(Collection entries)
^^^^^^^^
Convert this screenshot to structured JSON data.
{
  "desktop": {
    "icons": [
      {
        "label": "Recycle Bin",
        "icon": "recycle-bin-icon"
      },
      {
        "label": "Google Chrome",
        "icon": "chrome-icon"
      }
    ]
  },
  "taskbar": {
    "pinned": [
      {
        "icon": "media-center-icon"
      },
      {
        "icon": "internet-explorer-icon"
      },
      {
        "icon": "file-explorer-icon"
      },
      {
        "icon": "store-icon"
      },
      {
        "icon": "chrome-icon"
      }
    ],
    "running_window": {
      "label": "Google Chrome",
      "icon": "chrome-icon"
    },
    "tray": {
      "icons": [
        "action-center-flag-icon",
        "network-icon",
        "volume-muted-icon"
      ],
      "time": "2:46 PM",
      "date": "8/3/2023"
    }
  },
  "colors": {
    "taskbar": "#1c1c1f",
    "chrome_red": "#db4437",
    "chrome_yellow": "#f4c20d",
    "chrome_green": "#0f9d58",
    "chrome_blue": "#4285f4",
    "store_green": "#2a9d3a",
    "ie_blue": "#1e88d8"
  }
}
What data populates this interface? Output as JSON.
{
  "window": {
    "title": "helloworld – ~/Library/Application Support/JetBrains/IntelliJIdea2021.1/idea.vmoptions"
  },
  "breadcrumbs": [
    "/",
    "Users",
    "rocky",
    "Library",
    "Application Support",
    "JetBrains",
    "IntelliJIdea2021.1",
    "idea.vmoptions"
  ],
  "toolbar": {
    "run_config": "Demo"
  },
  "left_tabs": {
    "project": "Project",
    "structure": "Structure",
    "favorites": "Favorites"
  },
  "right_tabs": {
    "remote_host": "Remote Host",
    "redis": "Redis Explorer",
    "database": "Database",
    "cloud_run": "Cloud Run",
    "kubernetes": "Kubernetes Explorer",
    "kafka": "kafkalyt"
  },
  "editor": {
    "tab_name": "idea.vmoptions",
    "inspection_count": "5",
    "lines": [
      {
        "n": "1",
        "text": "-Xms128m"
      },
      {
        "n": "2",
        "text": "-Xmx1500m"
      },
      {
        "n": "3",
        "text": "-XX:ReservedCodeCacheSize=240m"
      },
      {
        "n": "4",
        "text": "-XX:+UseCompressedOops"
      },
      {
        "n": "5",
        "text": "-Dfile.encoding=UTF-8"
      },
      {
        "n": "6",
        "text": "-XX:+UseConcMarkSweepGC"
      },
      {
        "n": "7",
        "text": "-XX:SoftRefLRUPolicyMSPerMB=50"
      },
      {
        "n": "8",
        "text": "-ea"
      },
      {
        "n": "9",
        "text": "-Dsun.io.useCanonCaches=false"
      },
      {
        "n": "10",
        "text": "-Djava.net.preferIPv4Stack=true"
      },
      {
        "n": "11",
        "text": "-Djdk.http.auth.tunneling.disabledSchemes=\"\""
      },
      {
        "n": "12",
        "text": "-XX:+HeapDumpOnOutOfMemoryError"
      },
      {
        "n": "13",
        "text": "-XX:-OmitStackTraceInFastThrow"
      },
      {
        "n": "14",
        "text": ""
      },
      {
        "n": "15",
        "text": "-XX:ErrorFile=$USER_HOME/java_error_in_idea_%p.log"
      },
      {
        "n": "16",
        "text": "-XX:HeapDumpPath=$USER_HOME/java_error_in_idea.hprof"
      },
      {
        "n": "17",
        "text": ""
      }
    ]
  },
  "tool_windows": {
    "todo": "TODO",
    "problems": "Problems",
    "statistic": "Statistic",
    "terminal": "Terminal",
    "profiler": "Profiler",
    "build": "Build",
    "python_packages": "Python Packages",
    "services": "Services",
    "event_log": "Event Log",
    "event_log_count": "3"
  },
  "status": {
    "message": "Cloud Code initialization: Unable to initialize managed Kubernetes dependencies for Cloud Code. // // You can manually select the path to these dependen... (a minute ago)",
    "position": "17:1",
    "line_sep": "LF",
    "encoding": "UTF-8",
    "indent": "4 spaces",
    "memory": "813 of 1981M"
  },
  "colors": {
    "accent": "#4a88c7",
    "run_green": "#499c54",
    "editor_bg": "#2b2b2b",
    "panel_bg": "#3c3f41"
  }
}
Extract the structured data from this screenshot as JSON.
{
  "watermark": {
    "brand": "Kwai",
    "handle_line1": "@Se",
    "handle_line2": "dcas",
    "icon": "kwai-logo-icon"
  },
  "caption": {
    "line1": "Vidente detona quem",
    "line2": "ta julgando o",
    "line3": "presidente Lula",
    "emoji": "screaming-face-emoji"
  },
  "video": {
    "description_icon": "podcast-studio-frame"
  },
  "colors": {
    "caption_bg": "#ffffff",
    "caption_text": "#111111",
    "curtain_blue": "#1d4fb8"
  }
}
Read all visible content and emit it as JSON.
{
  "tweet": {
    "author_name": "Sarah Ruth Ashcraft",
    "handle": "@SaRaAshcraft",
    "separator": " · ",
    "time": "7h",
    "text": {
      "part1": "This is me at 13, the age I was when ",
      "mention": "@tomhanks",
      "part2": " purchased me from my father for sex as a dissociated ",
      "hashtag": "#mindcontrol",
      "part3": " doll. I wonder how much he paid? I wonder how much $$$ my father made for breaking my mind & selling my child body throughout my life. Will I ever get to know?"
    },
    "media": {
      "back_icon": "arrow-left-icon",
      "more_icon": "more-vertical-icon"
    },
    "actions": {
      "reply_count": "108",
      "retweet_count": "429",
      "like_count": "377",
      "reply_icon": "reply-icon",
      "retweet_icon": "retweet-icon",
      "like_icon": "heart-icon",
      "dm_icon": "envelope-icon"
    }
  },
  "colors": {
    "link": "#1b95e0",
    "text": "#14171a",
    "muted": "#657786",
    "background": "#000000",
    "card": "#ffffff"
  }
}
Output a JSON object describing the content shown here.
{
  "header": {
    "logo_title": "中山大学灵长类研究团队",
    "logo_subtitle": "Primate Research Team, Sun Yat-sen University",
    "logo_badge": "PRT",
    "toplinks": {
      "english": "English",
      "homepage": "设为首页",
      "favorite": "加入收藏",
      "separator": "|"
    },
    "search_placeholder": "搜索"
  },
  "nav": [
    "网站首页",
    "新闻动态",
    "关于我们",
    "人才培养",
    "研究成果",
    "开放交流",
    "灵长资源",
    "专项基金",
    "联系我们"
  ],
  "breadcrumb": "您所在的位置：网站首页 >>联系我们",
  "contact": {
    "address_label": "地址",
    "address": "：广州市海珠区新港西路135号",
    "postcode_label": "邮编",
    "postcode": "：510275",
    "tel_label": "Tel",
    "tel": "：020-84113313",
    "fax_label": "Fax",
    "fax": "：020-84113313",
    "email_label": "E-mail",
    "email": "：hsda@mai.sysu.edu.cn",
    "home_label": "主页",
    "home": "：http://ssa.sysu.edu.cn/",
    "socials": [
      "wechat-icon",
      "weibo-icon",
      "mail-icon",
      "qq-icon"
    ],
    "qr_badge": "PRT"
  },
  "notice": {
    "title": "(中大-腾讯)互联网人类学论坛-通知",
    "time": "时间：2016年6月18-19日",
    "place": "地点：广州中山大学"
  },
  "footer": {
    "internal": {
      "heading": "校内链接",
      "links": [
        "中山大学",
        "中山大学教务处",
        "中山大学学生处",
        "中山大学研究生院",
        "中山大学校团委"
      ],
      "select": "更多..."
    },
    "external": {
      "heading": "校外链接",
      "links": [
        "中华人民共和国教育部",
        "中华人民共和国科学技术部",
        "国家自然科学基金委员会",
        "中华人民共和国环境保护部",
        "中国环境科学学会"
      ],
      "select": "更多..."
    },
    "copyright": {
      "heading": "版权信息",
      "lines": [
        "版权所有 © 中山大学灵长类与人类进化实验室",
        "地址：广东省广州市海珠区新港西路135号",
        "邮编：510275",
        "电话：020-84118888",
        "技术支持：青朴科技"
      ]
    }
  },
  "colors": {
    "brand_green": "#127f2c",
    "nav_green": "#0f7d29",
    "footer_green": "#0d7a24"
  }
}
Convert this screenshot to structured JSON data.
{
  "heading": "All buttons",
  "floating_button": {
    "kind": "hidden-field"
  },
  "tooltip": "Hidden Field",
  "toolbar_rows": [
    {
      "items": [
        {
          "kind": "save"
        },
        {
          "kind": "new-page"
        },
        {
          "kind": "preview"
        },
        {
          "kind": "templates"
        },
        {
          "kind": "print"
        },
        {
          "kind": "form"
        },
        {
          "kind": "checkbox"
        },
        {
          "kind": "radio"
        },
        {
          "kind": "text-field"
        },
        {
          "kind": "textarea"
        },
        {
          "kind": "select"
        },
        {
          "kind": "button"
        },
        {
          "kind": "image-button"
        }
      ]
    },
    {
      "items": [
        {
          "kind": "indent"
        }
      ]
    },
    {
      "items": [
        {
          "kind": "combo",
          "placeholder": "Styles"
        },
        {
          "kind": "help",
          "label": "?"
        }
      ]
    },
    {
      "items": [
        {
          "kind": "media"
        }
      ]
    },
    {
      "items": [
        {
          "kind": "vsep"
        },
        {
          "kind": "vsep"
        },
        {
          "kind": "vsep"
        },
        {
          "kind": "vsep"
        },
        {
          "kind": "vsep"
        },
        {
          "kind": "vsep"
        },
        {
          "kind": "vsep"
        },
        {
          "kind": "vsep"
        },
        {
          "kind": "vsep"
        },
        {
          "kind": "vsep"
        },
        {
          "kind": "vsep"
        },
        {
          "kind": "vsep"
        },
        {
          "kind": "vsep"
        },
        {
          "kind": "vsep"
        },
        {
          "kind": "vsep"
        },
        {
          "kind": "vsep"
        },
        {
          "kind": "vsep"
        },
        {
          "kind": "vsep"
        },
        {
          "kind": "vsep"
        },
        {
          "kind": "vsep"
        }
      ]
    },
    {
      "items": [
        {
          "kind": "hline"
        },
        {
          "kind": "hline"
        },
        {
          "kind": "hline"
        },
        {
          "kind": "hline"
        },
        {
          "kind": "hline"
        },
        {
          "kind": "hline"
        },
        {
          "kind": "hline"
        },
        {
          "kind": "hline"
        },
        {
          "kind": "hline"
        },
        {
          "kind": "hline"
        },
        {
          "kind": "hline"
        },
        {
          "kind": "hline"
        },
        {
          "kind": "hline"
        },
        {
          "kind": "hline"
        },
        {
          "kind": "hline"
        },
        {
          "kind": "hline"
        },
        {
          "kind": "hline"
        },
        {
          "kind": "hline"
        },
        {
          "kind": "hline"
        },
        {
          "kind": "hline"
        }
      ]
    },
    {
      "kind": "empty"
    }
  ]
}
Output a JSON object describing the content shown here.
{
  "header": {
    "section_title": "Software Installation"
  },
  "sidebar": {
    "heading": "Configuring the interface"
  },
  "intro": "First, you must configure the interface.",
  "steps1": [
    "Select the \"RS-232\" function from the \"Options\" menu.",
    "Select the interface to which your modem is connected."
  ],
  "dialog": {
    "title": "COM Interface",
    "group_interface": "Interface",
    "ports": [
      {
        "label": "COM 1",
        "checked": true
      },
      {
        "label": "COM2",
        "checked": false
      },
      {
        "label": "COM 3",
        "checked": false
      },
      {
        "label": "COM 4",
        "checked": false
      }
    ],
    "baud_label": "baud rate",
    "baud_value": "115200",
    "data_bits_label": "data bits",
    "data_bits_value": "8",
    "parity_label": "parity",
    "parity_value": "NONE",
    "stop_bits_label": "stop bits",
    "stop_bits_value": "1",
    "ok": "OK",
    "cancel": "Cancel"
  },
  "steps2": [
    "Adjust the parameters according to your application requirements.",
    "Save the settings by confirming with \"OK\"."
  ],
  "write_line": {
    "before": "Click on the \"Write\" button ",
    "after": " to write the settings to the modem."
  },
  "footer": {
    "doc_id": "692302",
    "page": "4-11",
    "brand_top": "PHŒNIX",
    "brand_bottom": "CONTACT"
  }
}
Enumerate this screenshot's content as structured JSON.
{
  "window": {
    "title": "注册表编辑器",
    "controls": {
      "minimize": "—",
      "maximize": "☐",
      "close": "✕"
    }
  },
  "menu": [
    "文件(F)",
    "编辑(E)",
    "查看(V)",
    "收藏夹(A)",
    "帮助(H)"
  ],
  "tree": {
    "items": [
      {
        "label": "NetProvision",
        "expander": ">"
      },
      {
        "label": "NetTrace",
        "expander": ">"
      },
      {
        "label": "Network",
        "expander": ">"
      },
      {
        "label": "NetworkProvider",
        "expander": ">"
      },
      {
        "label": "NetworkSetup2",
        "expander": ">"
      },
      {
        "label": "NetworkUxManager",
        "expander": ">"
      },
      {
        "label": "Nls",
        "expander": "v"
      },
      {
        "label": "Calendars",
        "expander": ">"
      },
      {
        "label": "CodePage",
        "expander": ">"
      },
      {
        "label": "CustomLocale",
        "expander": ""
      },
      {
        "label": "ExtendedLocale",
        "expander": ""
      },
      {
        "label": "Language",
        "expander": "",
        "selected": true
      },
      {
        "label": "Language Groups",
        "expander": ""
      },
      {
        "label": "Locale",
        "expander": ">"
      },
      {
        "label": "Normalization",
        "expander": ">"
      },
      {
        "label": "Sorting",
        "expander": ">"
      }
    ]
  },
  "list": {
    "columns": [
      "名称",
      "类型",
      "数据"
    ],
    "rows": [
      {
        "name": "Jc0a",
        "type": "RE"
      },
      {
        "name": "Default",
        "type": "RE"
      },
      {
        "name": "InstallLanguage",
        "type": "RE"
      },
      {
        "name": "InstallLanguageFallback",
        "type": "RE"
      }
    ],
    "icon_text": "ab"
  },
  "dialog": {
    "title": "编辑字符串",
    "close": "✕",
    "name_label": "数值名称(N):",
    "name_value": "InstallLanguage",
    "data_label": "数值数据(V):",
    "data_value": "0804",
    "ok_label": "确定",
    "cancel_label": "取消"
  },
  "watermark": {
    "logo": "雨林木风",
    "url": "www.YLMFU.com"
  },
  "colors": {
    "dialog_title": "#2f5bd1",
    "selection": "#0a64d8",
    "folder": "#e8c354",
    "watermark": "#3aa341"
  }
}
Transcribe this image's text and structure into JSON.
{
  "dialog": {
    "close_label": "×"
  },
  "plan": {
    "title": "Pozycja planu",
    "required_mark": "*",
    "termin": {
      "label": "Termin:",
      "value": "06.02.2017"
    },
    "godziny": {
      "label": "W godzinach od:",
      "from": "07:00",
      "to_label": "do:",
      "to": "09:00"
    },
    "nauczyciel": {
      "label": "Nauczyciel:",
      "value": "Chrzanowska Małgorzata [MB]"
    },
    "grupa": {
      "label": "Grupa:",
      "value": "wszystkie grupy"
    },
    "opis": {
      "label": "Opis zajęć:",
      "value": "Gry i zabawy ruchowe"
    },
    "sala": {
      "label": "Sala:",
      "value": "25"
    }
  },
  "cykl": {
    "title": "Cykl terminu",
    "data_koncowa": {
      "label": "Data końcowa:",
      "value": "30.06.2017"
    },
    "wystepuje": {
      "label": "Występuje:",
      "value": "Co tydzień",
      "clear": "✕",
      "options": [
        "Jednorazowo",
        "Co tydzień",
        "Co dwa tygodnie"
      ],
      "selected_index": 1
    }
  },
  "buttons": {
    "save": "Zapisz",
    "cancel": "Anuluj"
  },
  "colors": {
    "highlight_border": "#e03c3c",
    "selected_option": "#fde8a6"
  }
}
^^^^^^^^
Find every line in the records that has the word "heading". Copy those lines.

## RESPONSE
      "heading": "校内链接",
      "heading": "校外链接",
      "heading": "版权信息",
  "heading": "All buttons",
    "heading": "Configuring the interface"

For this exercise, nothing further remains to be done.